**** The records

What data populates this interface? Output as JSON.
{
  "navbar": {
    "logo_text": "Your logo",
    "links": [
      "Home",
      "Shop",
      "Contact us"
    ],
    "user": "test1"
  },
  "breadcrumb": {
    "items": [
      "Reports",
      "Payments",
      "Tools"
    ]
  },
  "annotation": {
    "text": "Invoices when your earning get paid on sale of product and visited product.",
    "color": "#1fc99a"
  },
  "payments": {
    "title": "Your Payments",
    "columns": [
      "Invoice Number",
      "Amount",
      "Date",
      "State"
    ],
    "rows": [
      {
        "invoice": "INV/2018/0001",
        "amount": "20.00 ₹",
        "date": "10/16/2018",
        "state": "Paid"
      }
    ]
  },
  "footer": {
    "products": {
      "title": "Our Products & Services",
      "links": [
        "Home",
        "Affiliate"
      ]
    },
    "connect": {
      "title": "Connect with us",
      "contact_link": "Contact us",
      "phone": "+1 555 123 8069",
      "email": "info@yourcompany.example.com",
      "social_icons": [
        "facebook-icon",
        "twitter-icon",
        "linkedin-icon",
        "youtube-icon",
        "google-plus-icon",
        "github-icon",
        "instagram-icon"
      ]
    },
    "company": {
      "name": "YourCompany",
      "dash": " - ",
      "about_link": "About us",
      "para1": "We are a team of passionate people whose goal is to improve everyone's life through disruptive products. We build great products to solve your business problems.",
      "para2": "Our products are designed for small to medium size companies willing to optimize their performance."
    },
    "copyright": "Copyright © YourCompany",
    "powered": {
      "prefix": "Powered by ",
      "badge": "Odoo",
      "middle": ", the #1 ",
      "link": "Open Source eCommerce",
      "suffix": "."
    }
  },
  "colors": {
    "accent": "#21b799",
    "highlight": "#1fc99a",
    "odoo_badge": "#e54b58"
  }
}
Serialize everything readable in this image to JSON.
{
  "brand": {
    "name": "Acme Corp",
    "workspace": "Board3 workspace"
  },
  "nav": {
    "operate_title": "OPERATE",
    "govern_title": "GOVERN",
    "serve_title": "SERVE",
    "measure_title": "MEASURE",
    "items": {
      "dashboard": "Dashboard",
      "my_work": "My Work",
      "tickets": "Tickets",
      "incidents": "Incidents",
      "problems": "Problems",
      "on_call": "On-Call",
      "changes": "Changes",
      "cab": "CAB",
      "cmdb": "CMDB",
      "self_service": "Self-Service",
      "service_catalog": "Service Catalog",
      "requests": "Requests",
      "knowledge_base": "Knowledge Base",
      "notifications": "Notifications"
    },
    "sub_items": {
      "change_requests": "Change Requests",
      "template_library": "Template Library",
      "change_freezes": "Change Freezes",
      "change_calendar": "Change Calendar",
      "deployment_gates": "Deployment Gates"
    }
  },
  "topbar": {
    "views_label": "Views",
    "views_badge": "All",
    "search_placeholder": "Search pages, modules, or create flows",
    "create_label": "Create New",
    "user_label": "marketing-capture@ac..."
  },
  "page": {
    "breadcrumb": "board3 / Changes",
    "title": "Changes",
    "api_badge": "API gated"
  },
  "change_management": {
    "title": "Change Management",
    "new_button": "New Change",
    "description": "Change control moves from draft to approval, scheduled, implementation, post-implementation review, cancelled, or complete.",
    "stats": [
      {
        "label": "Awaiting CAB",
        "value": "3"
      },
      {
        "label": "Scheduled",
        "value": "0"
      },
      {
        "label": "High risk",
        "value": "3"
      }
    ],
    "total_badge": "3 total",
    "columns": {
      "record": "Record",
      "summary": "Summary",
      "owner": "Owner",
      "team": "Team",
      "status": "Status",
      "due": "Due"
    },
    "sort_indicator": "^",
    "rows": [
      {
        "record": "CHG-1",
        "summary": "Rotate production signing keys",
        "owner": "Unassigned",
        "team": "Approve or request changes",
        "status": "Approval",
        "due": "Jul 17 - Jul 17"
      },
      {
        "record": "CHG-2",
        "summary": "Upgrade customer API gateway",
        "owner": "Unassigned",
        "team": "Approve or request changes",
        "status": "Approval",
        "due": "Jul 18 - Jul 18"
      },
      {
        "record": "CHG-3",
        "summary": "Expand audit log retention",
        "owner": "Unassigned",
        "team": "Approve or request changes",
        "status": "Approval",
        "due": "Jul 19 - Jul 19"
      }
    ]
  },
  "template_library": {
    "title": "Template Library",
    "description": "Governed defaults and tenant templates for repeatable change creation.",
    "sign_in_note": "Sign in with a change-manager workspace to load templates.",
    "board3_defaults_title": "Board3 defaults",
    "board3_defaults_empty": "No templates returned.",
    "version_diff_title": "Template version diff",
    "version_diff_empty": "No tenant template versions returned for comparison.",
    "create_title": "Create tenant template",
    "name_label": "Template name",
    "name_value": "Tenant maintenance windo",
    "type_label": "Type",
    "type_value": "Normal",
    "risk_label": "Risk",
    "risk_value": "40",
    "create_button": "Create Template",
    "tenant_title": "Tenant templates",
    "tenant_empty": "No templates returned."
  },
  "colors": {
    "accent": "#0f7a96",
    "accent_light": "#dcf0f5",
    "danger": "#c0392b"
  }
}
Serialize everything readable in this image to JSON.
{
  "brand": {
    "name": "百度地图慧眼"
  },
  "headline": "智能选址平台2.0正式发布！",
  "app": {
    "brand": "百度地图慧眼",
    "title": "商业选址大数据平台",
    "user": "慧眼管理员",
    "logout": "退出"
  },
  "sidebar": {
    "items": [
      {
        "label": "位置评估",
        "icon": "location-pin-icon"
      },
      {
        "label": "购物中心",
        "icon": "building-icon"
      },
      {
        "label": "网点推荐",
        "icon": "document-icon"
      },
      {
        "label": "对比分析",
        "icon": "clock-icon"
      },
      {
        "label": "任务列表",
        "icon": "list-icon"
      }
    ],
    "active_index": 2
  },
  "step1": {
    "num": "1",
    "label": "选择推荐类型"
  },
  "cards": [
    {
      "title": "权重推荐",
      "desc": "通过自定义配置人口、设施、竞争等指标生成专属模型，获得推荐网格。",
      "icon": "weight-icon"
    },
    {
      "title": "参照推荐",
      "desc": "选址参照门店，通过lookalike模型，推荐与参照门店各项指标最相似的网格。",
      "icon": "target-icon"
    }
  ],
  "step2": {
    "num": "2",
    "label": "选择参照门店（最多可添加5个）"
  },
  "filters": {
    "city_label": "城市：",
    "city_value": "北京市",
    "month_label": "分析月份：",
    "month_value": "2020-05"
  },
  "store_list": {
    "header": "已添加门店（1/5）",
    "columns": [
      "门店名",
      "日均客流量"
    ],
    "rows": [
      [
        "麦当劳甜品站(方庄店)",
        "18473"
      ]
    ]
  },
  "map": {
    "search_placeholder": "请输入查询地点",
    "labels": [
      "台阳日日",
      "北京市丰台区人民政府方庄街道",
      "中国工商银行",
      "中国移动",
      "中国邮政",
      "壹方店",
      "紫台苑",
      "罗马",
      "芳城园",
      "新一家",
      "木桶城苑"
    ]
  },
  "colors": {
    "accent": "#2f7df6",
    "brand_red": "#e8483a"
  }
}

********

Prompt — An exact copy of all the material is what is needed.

Answer below —
What data populates this interface? Output as JSON.
{
  "navbar": {
    "logo_text": "Your logo",
    "links": [
      "Home",
      "Shop",
      "Contact us"
    ],
    "user": "test1"
  },
  "breadcrumb": {
    "items": [
      "Reports",
      "Payments",
      "Tools"
    ]
  },
  "annotation": {
    "text": "Invoices when your earning get paid on sale of product and visited product.",
    "color": "#1fc99a"
  },
  "payments": {
    "title": "Your Payments",
    "columns": [
      "Invoice Number",
      "Amount",
      "Date",
      "State"
    ],
    "rows": [
      {
        "invoice": "INV/2018/0001",
        "amount": "20.00 ₹",
        "date": "10/16/2018",
        "state": "Paid"
      }
    ]
  },
  "footer": {
    "products": {
      "title": "Our Products & Services",
      "links": [
        "Home",
        "Affiliate"
      ]
    },
    "connect": {
      "title": "Connect with us",
      "contact_link": "Contact us",
      "phone": "+1 555 123 8069",
      "email": "info@yourcompany.example.com",
      "social_icons": [
        "facebook-icon",
        "twitter-icon",
        "linkedin-icon",
        "youtube-icon",
        "google-plus-icon",
        "github-icon",
        "instagram-icon"
      ]
    },
    "company": {
      "name": "YourCompany",
      "dash": " - ",
      "about_link": "About us",
      "para1": "We are a team of passionate people whose goal is to improve everyone's life through disruptive products. We build great products to solve your business problems.",
      "para2": "Our products are designed for small to medium size companies willing to optimize their performance."
    },
    "copyright": "Copyright © YourCompany",
    "powered": {
      "prefix": "Powered by ",
      "badge": "Odoo",
      "middle": ", the #1 ",
      "link": "Open Source eCommerce",
      "suffix": "."
    }
  },
  "colors": {
    "accent": "#21b799",
    "highlight": "#1fc99a",
    "odoo_badge": "#e54b58"
  }
}
Serialize everything readable in this image to JSON.
{
  "brand": {
    "name": "Acme Corp",
    "workspace": "Board3 workspace"
  },
  "nav": {
    "operate_title": "OPERATE",
    "govern_title": "GOVERN",
    "serve_title": "SERVE",
    "measure_title": "MEASURE",
    "items": {
      "dashboard": "Dashboard",
      "my_work": "My Work",
      "tickets": "Tickets",
      "incidents": "Incidents",
      "problems": "Problems",
      "on_call": "On-Call",
      "changes": "Changes",
      "cab": "CAB",
      "cmdb": "CMDB",
      "self_service": "Self-Service",
      "service_catalog": "Service Catalog",
      "requests": "Requests",
      "knowledge_base": "Knowledge Base",
      "notifications": "Notifications"
    },
    "sub_items": {
      "change_requests": "Change Requests",
      "template_library": "Template Library",
      "change_freezes": "Change Freezes",
      "change_calendar": "Change Calendar",
      "deployment_gates": "Deployment Gates"
    }
  },
  "topbar": {
    "views_label": "Views",
    "views_badge": "All",
    "search_placeholder": "Search pages, modules, or create flows",
    "create_label": "Create New",
    "user_label": "marketing-capture@ac..."
  },
  "page": {
    "breadcrumb": "board3 / Changes",
    "title": "Changes",
    "api_badge": "API gated"
  },
  "change_management": {
    "title": "Change Management",
    "new_button": "New Change",
    "description": "Change control moves from draft to approval, scheduled, implementation, post-implementation review, cancelled, or complete.",
    "stats": [
      {
        "label": "Awaiting CAB",
        "value": "3"
      },
      {
        "label": "Scheduled",
        "value": "0"
      },
      {
        "label": "High risk",
        "value": "3"
      }
    ],
    "total_badge": "3 total",
    "columns": {
      "record": "Record",
      "summary": "Summary",
      "owner": "Owner",
      "team": "Team",
      "status": "Status",
      "due": "Due"
    },
    "sort_indicator": "^",
    "rows": [
      {
        "record": "CHG-1",
        "summary": "Rotate production signing keys",
        "owner": "Unassigned",
        "team": "Approve or request changes",
        "status": "Approval",
        "due": "Jul 17 - Jul 17"
      },
      {
        "record": "CHG-2",
        "summary": "Upgrade customer API gateway",
        "owner": "Unassigned",
        "team": "Approve or request changes",
        "status": "Approval",
        "due": "Jul 18 - Jul 18"
      },
      {
        "record": "CHG-3",
        "summary": "Expand audit log retention",
        "owner": "Unassigned",
        "team": "Approve or request changes",
        "status": "Approval",
        "due": "Jul 19 - Jul 19"
      }
    ]
  },
  "template_library": {
    "title": "Template Library",
    "description": "Governed defaults and tenant templates for repeatable change creation.",
    "sign_in_note": "Sign in with a change-manager workspace to load templates.",
    "board3_defaults_title": "Board3 defaults",
    "board3_defaults_empty": "No templates returned.",
    "version_diff_title": "Template version diff",
    "version_diff_empty": "No tenant template versions returned for comparison.",
    "create_title": "Create tenant template",
    "name_label": "Template name",
    "name_value": "Tenant maintenance windo",
    "type_label": "Type",
    "type_value": "Normal",
    "risk_label": "Risk",
    "risk_value": "40",
    "create_button": "Create Template",
    "tenant_title": "Tenant templates",
    "tenant_empty": "No templates returned."
  },
  "colors": {
    "accent": "#0f7a96",
    "accent_light": "#dcf0f5",
    "danger": "#c0392b"
  }
}
Serialize everything readable in this image to JSON.
{
  "brand": {
    "name": "百度地图慧眼"
  },
  "headline": "智能选址平台2.0正式发布！",
  "app": {
    "brand": "百度地图慧眼",
    "title": "商业选址大数据平台",
    "user": "慧眼管理员",
    "logout": "退出"
  },
  "sidebar": {
    "items": [
      {
        "label": "位置评估",
        "icon": "location-pin-icon"
      },
      {
        "label": "购物中心",
        "icon": "building-icon"
      },
      {
        "label": "网点推荐",
        "icon": "document-icon"
      },
      {
        "label": "对比分析",
        "icon": "clock-icon"
      },
      {
        "label": "任务列表",
        "icon": "list-icon"
      }
    ],
    "active_index": 2
  },
  "step1": {
    "num": "1",
    "label": "选择推荐类型"
  },
  "cards": [
    {
      "title": "权重推荐",
      "desc": "通过自定义配置人口、设施、竞争等指标生成专属模型，获得推荐网格。",
      "icon": "weight-icon"
    },
    {
      "title": "参照推荐",
      "desc": "选址参照门店，通过lookalike模型，推荐与参照门店各项指标最相似的网格。",
      "icon": "target-icon"
    }
  ],
  "step2": {
    "num": "2",
    "label": "选择参照门店（最多可添加5个）"
  },
  "filters": {
    "city_label": "城市：",
    "city_value": "北京市",
    "month_label": "分析月份：",
    "month_value": "2020-05"
  },
  "store_list": {
    "header": "已添加门店（1/5）",
    "columns": [
      "门店名",
      "日均客流量"
    ],
    "rows": [
      [
        "麦当劳甜品站(方庄店)",
        "18473"
      ]
    ]
  },
  "map": {
    "search_placeholder": "请输入查询地点",
    "labels": [
      "台阳日日",
      "北京市丰台区人民政府方庄街道",
      "中国工商银行",
      "中国移动",
      "中国邮政",
      "壹方店",
      "紫台苑",
      "罗马",
      "芳城园",
      "新一家",
      "木桶城苑"
    ]
  },
  "colors": {
    "accent": "#2f7df6",
    "brand_red": "#e8483a"
  }
}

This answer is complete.